PROBLEM STATEMENT: Copy out each line below in which the string "type" appears.
*-*-*
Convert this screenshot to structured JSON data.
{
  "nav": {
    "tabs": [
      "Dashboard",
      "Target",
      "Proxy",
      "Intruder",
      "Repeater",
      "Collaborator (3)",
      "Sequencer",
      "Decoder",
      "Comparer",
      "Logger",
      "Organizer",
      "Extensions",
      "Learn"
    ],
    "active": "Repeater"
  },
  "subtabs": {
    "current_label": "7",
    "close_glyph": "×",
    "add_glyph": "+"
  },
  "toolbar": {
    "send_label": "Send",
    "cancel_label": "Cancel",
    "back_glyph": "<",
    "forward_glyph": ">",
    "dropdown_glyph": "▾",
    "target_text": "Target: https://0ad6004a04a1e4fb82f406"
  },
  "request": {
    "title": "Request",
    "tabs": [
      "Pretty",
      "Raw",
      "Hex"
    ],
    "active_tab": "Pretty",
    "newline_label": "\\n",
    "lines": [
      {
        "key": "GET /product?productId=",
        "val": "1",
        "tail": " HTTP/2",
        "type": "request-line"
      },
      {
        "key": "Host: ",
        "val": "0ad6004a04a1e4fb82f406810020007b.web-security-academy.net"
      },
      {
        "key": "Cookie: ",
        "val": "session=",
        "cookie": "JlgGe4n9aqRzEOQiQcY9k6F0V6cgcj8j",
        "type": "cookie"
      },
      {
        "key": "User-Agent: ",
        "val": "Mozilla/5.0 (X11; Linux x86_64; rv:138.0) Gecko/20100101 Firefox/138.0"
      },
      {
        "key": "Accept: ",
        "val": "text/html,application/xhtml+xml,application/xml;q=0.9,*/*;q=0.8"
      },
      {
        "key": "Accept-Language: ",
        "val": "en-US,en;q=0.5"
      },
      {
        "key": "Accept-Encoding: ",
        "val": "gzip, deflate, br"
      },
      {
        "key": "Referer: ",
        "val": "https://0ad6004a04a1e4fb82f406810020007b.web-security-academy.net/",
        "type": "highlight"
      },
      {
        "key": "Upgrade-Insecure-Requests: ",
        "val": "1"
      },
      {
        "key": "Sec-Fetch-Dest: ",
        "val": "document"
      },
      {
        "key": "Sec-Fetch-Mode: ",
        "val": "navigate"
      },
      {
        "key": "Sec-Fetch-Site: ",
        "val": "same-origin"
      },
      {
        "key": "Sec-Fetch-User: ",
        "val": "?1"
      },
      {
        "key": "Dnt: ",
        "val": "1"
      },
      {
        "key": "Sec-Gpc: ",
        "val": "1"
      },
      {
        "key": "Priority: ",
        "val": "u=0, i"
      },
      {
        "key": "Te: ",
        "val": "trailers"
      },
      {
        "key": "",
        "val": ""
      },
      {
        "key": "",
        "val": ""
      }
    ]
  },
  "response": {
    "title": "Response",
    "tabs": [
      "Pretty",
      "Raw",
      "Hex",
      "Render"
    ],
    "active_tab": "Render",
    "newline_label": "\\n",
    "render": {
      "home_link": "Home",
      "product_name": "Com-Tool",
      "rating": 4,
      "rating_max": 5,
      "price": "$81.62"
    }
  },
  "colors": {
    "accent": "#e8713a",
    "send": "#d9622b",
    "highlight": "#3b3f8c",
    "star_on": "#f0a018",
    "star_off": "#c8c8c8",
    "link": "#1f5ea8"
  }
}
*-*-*
COMPLETED TASK:
        "type": "request-line"
        "type": "cookie"
        "type": "highlight"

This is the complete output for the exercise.